BACKGROUND - Group B Streptococcus (GBS) is a leading cause of sepsis and meningitis and an important factor in premature and stillbirths. Biofilm production has been suggested to be important for GBS pathogenesis alongside many other elements, including phylogenetic lineage and virulence factors, such as pili and capsule type. A complete understanding of the confluence of these components, however, is lacking. To identify associations between biofilm phenotype, pilus profile and lineage, 293 strains from asymptomatic carriers, invasive disease cases, and bovine mastitis cases, were assessed for biofilm production using an in vitro assay.

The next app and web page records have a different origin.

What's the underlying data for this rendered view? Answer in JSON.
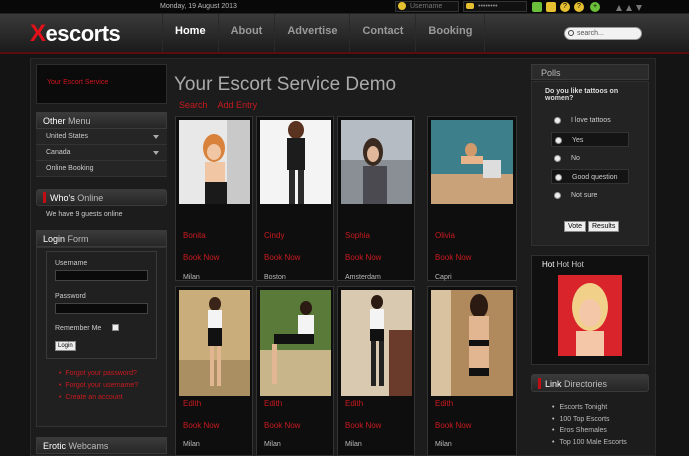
{
  "topbar": {
    "date": "Monday, 19 August 2013",
    "username_placeholder": "Username",
    "password_placeholder": "••••••••"
  },
  "header": {
    "logo_initial": "X",
    "logo_rest": "escorts",
    "nav": [
      "Home",
      "About",
      "Advertise",
      "Contact",
      "Booking"
    ],
    "search_placeholder": "search..."
  },
  "sidebar": {
    "banner": "Your Escort Service",
    "other_menu_title_a": "Other",
    "other_menu_title_b": " Menu",
    "menu_items": [
      "United States",
      "Canada",
      "Online Booking"
    ],
    "whos_online_a": "Who's",
    "whos_online_b": " Online",
    "guests_text": "We have 9 guests online",
    "login_a": "Login",
    "login_b": " Form",
    "username_label": "Username",
    "password_label": "Password",
    "remember_label": "Remember Me",
    "login_button": "Login",
    "links": [
      "Forgot your password?",
      "Forgot your username?",
      "Create an account"
    ],
    "webcams_a": "Erotic",
    "webcams_b": " Webcams"
  },
  "main": {
    "title": "Your Escort Service Demo",
    "subnav": [
      "Search",
      "Add Entry"
    ],
    "book_label": "Book Now",
    "cards": [
      {
        "name": "Bonita",
        "city": "Milan"
      },
      {
        "name": "Cindy",
        "city": "Boston"
      },
      {
        "name": "Sophia",
        "city": "Amsterdam"
      },
      {
        "name": "Olivia",
        "city": "Capri"
      },
      {
        "name": "Edith",
        "city": "Milan"
      },
      {
        "name": "Edith",
        "city": "Milan"
      },
      {
        "name": "Edith",
        "city": "Milan"
      },
      {
        "name": "Edith",
        "city": "Milan"
      }
    ]
  },
  "right": {
    "polls_title": "Polls",
    "poll_question": "Do you like tattoos on women?",
    "options": [
      "I love tattoos",
      "Yes",
      "No",
      "Good question",
      "Not sure"
    ],
    "vote_button": "Vote",
    "results_button": "Results",
    "hot_a": "Hot",
    "hot_b": " Hot Hot",
    "links_a": "Link",
    "links_b": " Directories",
    "link_items": [
      "Escorts Tonight",
      "100 Top Escorts",
      "Eros Shemales",
      "Top 100 Male Escorts"
    ]
  }
}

RESULTS - Multilocus sequence type (ST) profile, pilus island profile, and isolate source were associated with biofilm production. Strains from invasive disease cases and/or belonging to the ST-17 and ST-19 lineages were significantly more likely to form weak biofilms, whereas strains producing strong biofilms were recovered more frequently from individuals with asymptomatic colonization.
CONCLUSIONS - These data suggest that biofilm production is a lineage-specific trait in GBS and may promote colonization of strains representing lineages other than STs 17 and 19. The findings herein also demonstrate that biofilms must be considered in the treatment of pregnant women, particularly for women with heavy GBS colonization.